Associated Press wire report, July 2, 1991.
Boston Globe, February 8, 1991.
Chicago Tribune, January 23, 1983; April 17, 1987.
Ebony, February 1989, p. 84.
Jet, December 3, 1990, p. 48.
Los Angeles Times, December 17, 1989.
News and Sun-Sentinel (Orlando, FL), February 13, 1985.
New York Times, February 25, 1990, sec. 8, pp. 1, 9.
Oregonian, March 11, 1990.
Philadelphia Daily News, January 24, 1983.
Rocky Mountain News, November 4, 1990.
St. Paul Pioneer Press, January 14, 1992.
An independently produced film documentary titled Echoes in the Rink: The Willie O’Ree Story, directed by Errol Williams for the New Brunswick Filmmakers’ Cooperative of Canada, is scheduled for completion in the fall of 1993. Additional information for this profile was taken from a press kit on the film.
"O'Ree, Willie 1935–." Contemporary Black Biography. . Encyclopedia.com. (October 19, 2018). http://www.encyclopedia.com/education/news-wires-white-papers-and-books/oree-willie-1935
"O'Ree, Willie 1935–." Contemporary Black Biography. . Retrieved October 19, 2018 from Encyclopedia.com: http://www.encyclopedia.com/education/news-wires-white-papers-and-books/oree-willie-1935
Encyclopedia.com gives you the ability to cite reference entries and articles according to common styles from the Modern Language Association (MLA), The Chicago Manual of Style, and the American Psychological Association (APA).
Within the “Cite this article” tool, pick a style to see how all available information looks when formatted according to that style.
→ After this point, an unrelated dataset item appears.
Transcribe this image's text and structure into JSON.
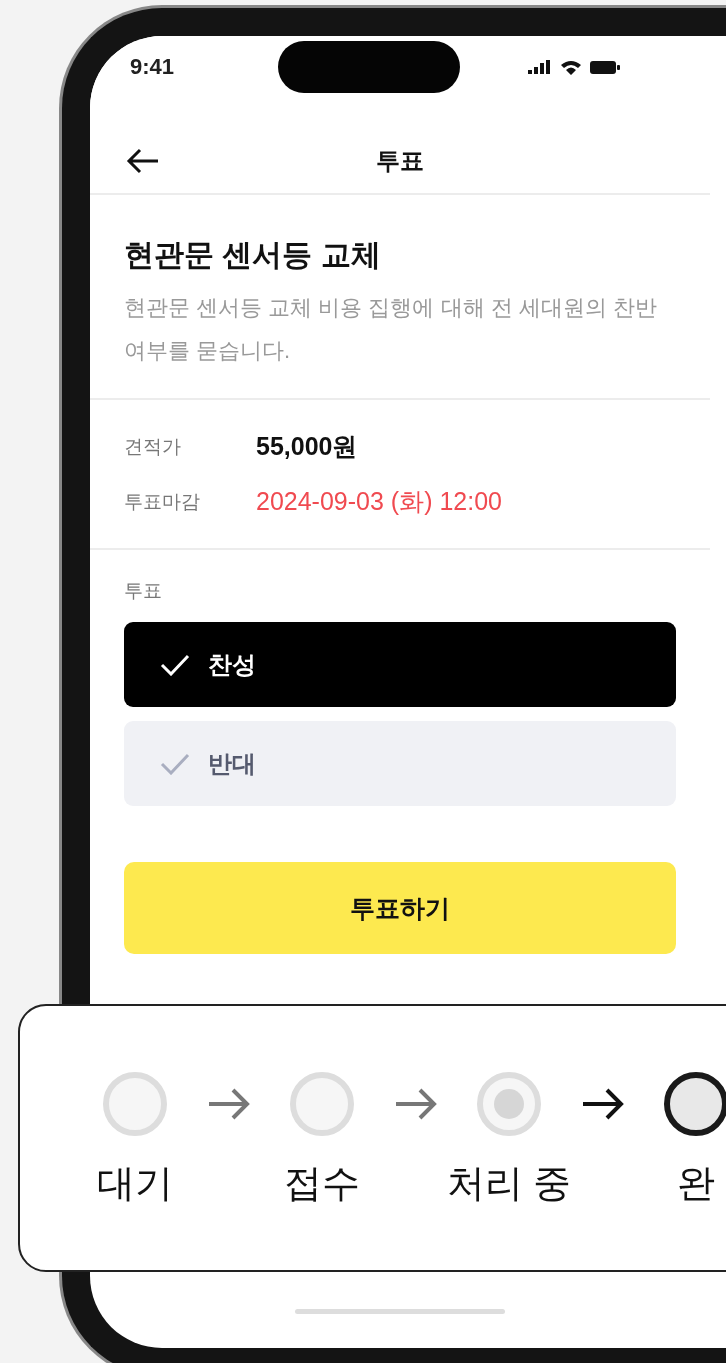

Then, copy and paste the text into your bibliography or works cited list.
Because each style has its own formatting nuances that evolve over time and not all information is available for every reference entry or article, Encyclopedia.com cannot guarantee each citation it generates. Therefore, it’s best to use Encyclopedia.com citations as a starting point before checking the style against your school or publication’s requirements and the most-recent information available at these sites:
Modern Language Association
The Chicago Manual of Style
American Psychological Association
- Most online reference entries and articles do not have page numbers. Therefore, that information is unavailable for most Encyclopedia.com content. However, the date of retrieval is often important. Refer to each style’s convention regarding the best way to format page numbers and retrieval dates.
- In addition to the MLA, Chicago, and APA styles, your school, university, publication, or institution may have its own requirements for citations. Therefore, be sure to refer to those guidelines when editing your bibliography or works cited list.